━━ Records for processing ━━

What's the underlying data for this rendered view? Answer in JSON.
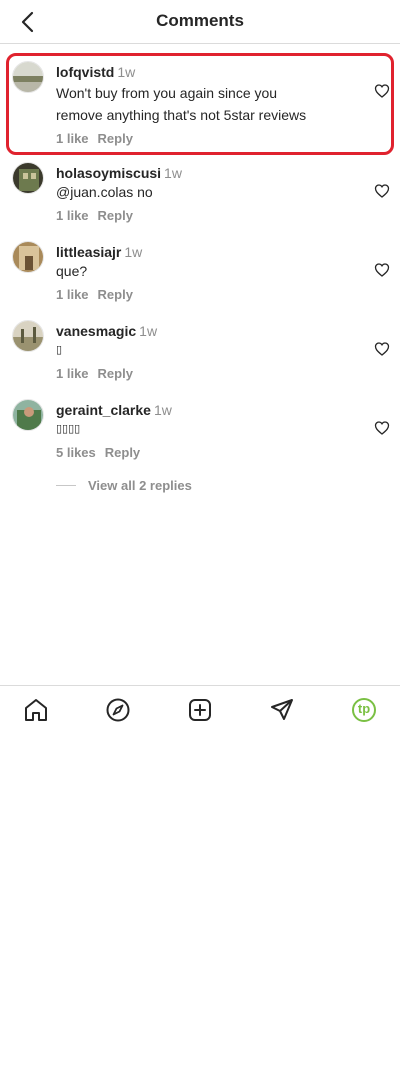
{
  "header": {
    "title": "Comments"
  },
  "comments": [
    {
      "user": "lofqvistd",
      "time": "1w",
      "text_line1": "Won't buy from you again since you",
      "text_line2": "remove anything that's not 5star reviews",
      "likes": "1 like",
      "reply": "Reply"
    },
    {
      "user": "holasoymiscusi",
      "time": "1w",
      "text": "@juan.colas no",
      "likes": "1 like",
      "reply": "Reply"
    },
    {
      "user": "littleasiajr",
      "time": "1w",
      "text": "que?",
      "likes": "1 like",
      "reply": "Reply"
    },
    {
      "user": "vanesmagic",
      "time": "1w",
      "text": "▯",
      "likes": "1 like",
      "reply": "Reply"
    },
    {
      "user": "geraint_clarke",
      "time": "1w",
      "text": "▯▯▯▯",
      "likes": "5 likes",
      "reply": "Reply"
    }
  ],
  "view_replies": "View all 2 replies",
  "tabbar": {
    "items": [
      "home-icon",
      "explore-icon",
      "new-post-icon",
      "direct-icon",
      "profile-icon"
    ],
    "profile_initials": "tp",
    "profile_color": "#7ac043"
  },
  "colors": {
    "highlight": "#e0222e",
    "muted": "#8e8e8e",
    "text": "#262626"
  }
}
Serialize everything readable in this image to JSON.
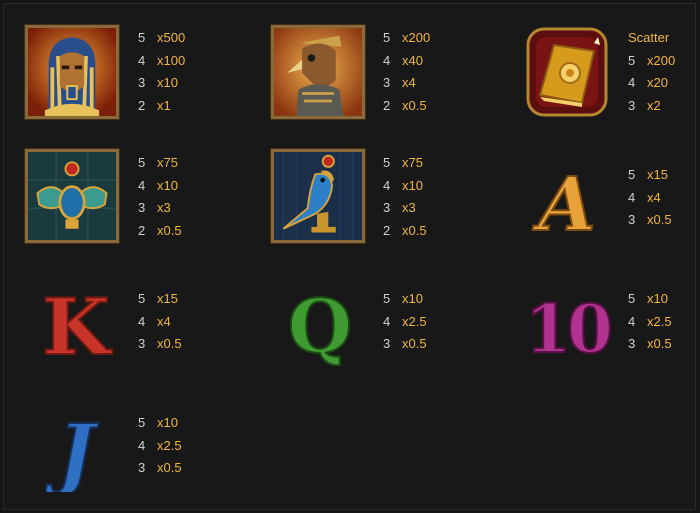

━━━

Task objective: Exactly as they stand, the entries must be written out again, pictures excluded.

Response to the task:
What's the underlying data for this rendered view? Answer in JSON.
{
  "header": {
    "title": "Comments"
  },
  "comments": [
    {
      "user": "lofqvistd",
      "time": "1w",
      "text_line1": "Won't buy from you again since you",
      "text_line2": "remove anything that's not 5star reviews",
      "likes": "1 like",
      "reply": "Reply"
    },
    {
      "user": "holasoymiscusi",
      "time": "1w",
      "text": "@juan.colas no",
      "likes": "1 like",
      "reply": "Reply"
    },
    {
      "user": "littleasiajr",
      "time": "1w",
      "text": "que?",
      "likes": "1 like",
      "reply": "Reply"
    },
    {
      "user": "vanesmagic",
      "time": "1w",
      "text": "▯",
      "likes": "1 like",
      "reply": "Reply"
    },
    {
      "user": "geraint_clarke",
      "time": "1w",
      "text": "▯▯▯▯",
      "likes": "5 likes",
      "reply": "Reply"
    }
  ],
  "view_replies": "View all 2 replies",
  "tabbar": {
    "items": [
      "home-icon",
      "explore-icon",
      "new-post-icon",
      "direct-icon",
      "profile-icon"
    ],
    "profile_initials": "tp",
    "profile_color": "#7ac043"
  },
  "colors": {
    "highlight": "#e0222e",
    "muted": "#8e8e8e",
    "text": "#262626"
  }
}
Serialize everything readable in this image to JSON.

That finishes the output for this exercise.